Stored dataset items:
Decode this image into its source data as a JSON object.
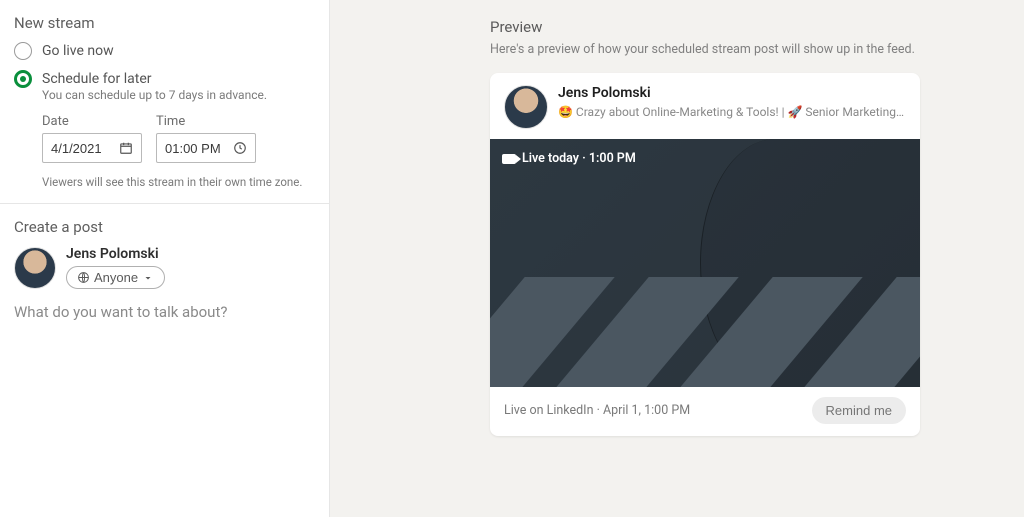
{
  "newStream": {
    "title": "New stream",
    "options": [
      {
        "label": "Go live now",
        "selected": false
      },
      {
        "label": "Schedule for later",
        "selected": true
      }
    ],
    "scheduleNote": "You can schedule up to 7 days in advance.",
    "dateLabel": "Date",
    "dateValue": "4/1/2021",
    "timeLabel": "Time",
    "timeValue": "01:00 PM",
    "timezoneNote": "Viewers will see this stream in their own time zone."
  },
  "createPost": {
    "title": "Create a post",
    "authorName": "Jens Polomski",
    "audienceLabel": "Anyone",
    "placeholder": "What do you want to talk about?"
  },
  "preview": {
    "title": "Preview",
    "description": "Here's a preview of how your scheduled stream post will show up in the feed.",
    "card": {
      "name": "Jens Polomski",
      "tagline": "🤩 Crazy about Online-Marketing & Tools! | 🚀 Senior Marketing Manager at Greator Gm…",
      "badgeText": "Live today · 1:00 PM",
      "footer": "Live on LinkedIn · April 1, 1:00 PM",
      "remindLabel": "Remind me"
    }
  }
}
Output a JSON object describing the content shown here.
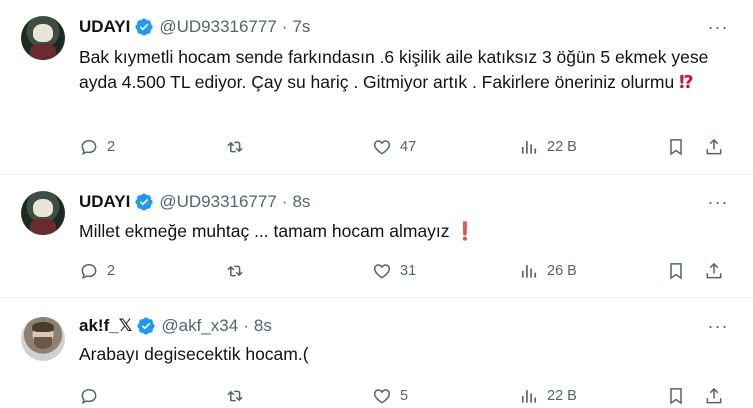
{
  "tweets": [
    {
      "name": "UDAYI",
      "handle": "@UD93316777",
      "separator": "·",
      "time": "7s",
      "text": "Bak kıymetli hocam sende farkındasın .6 kişilik aile katıksız 3 öğün 5 ekmek yese ayda 4.500 TL ediyor. Çay su hariç . Gitmiyor artık . Fakirlere öneriniz olurmu",
      "emoji": "⁉",
      "replies": "2",
      "likes": "47",
      "views": "22 B",
      "more": "···"
    },
    {
      "name": "UDAYI",
      "handle": "@UD93316777",
      "separator": "·",
      "time": "8s",
      "text": "Millet ekmeğe muhtaç ... tamam hocam almayız",
      "emoji": "❗",
      "replies": "2",
      "likes": "31",
      "views": "26 B",
      "more": "···"
    },
    {
      "name": "ak!f_𝕏",
      "handle": "@akf_x34",
      "separator": "·",
      "time": "8s",
      "text": "Arabayı degisecektik hocam.(",
      "replies": "",
      "likes": "5",
      "views": "22 B",
      "more": "···"
    }
  ],
  "colors": {
    "verified": "#1d9bf0",
    "muted": "#536471",
    "text": "#0f1419",
    "divider": "#eff3f4"
  }
}
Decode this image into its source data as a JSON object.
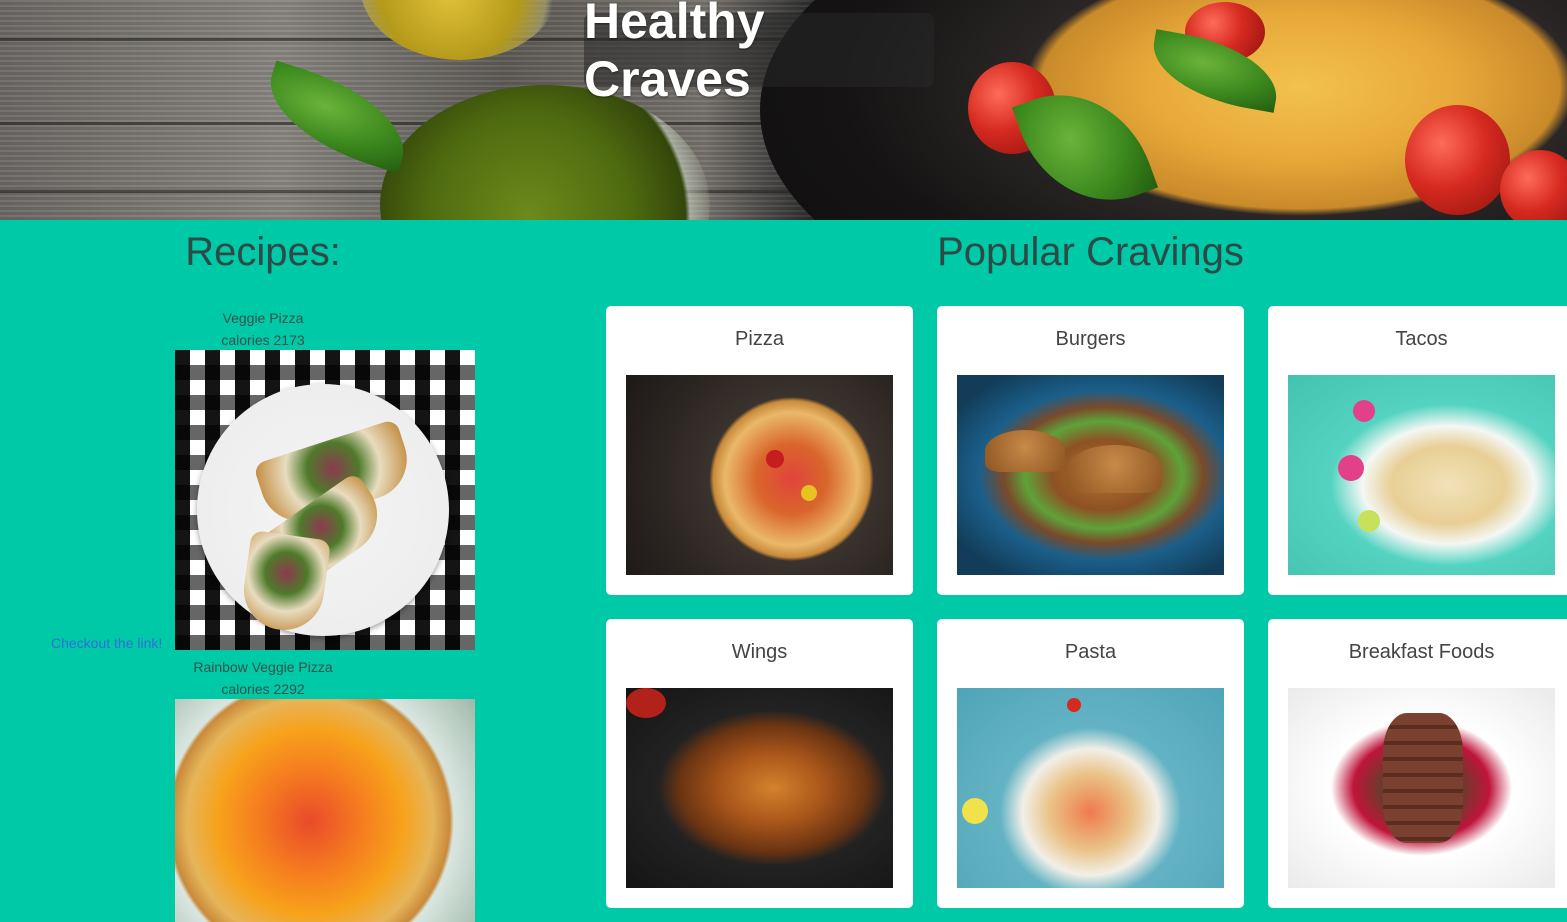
{
  "header": {
    "title": "Healthy Craves"
  },
  "recipes": {
    "heading": "Recipes:",
    "items": [
      {
        "name": "Veggie Pizza",
        "calories": "calories 2173"
      },
      {
        "name": "Rainbow Veggie Pizza",
        "calories": "calories 2292"
      }
    ],
    "link_text": "Checkout the link!"
  },
  "popular": {
    "heading": "Popular Cravings",
    "cards": [
      {
        "label": "Pizza"
      },
      {
        "label": "Burgers"
      },
      {
        "label": "Tacos"
      },
      {
        "label": "Wings"
      },
      {
        "label": "Pasta"
      },
      {
        "label": "Breakfast Foods"
      }
    ]
  },
  "colors": {
    "page_background": "#00c9a7",
    "heading_text": "#2e4a48",
    "card_background": "#ffffff",
    "link": "#2f6fd6"
  }
}
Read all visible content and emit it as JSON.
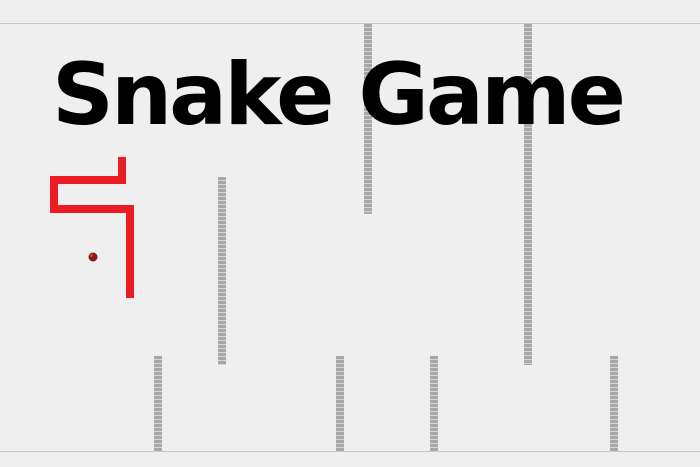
{
  "title": "Snake Game",
  "colors": {
    "background": "#efefef",
    "snake": "#ec1c24",
    "food": "#8b1a1a",
    "wall": "#a8a8a8",
    "title": "#000000"
  },
  "game": {
    "snake_color": "red",
    "food_icon": "apple-dot",
    "wall_style": "striped-gray"
  }
}
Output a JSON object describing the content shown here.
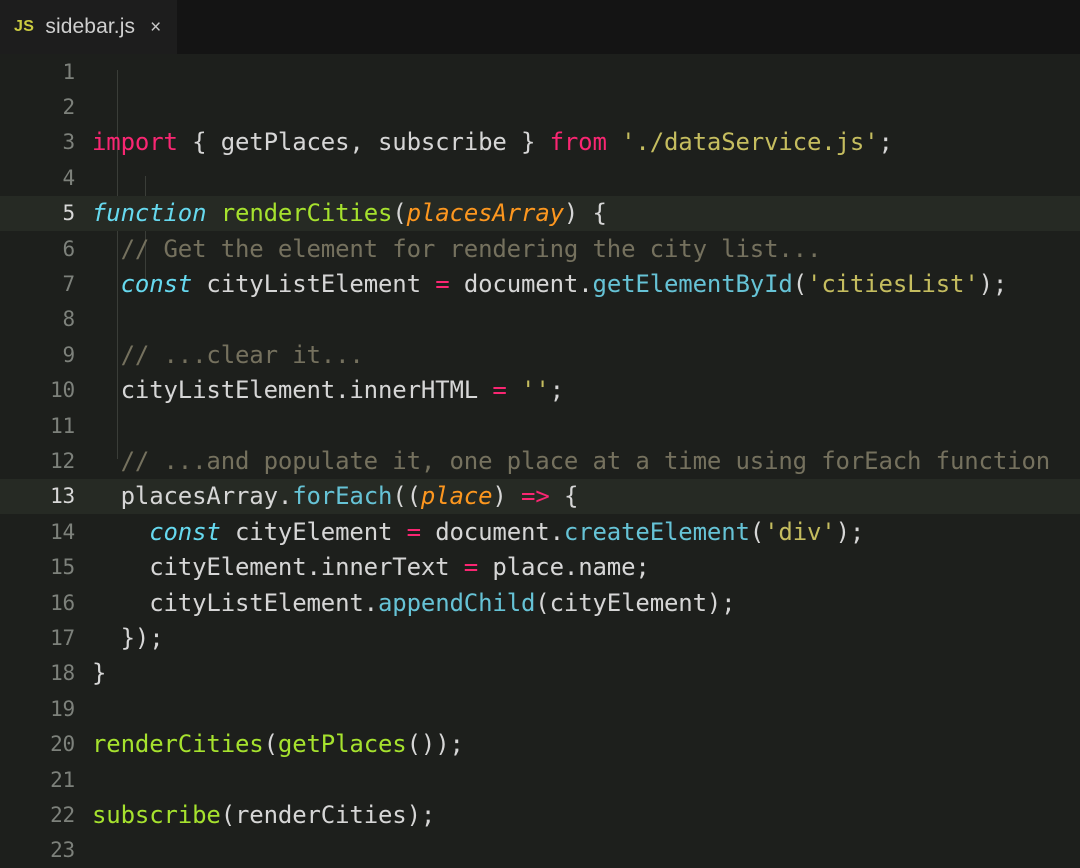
{
  "window": {
    "title": "sidebar.js",
    "background": "#1d1f1c"
  },
  "tabbar": {
    "background": "#141414",
    "tabs": [
      {
        "badge": "JS",
        "badge_color": "#cbcb41",
        "label": "sidebar.js",
        "close_label": "×",
        "active": true
      }
    ]
  },
  "editor": {
    "language": "javascript",
    "font_size_px": 24,
    "line_height_px": 35.4,
    "highlighted_lines": [
      5,
      13
    ],
    "first_line": 1,
    "last_line": 23,
    "theme": {
      "background": "#1d1f1c",
      "line_highlight": "#262a24",
      "gutter_text": "#7d817b",
      "gutter_text_active": "#d8d8d8",
      "default_text": "#d6d6d6",
      "keyword": "#f92672",
      "declaration": "#66d9ef",
      "function_name": "#a6e22e",
      "parameter": "#fd971f",
      "method": "#66c3d6",
      "string": "#c5bd5f",
      "comment": "#75715e",
      "indent_guide": "#3a3d38"
    },
    "lines": [
      {
        "n": "1",
        "text": ""
      },
      {
        "n": "2",
        "text": ""
      },
      {
        "n": "3",
        "text": "import { getPlaces, subscribe } from './dataService.js';"
      },
      {
        "n": "4",
        "text": ""
      },
      {
        "n": "5",
        "text": "function renderCities(placesArray) {"
      },
      {
        "n": "6",
        "text": "  // Get the element for rendering the city list..."
      },
      {
        "n": "7",
        "text": "  const cityListElement = document.getElementById('citiesList');"
      },
      {
        "n": "8",
        "text": ""
      },
      {
        "n": "9",
        "text": "  // ...clear it..."
      },
      {
        "n": "10",
        "text": "  cityListElement.innerHTML = '';"
      },
      {
        "n": "11",
        "text": ""
      },
      {
        "n": "12",
        "text": "  // ...and populate it, one place at a time using forEach function"
      },
      {
        "n": "13",
        "text": "  placesArray.forEach((place) => {"
      },
      {
        "n": "14",
        "text": "    const cityElement = document.createElement('div');"
      },
      {
        "n": "15",
        "text": "    cityElement.innerText = place.name;"
      },
      {
        "n": "16",
        "text": "    cityListElement.appendChild(cityElement);"
      },
      {
        "n": "17",
        "text": "  });"
      },
      {
        "n": "18",
        "text": "}"
      },
      {
        "n": "19",
        "text": ""
      },
      {
        "n": "20",
        "text": "renderCities(getPlaces());"
      },
      {
        "n": "21",
        "text": ""
      },
      {
        "n": "22",
        "text": "subscribe(renderCities);"
      },
      {
        "n": "23",
        "text": ""
      }
    ]
  }
}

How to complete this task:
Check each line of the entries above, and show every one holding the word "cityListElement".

Solution to this problem:
        "text": "  const cityListElement = document.getElementById('citiesList');"
        "text": "  cityListElement.innerHTML = '';"
        "text": "    cityListElement.appendChild(cityElement);"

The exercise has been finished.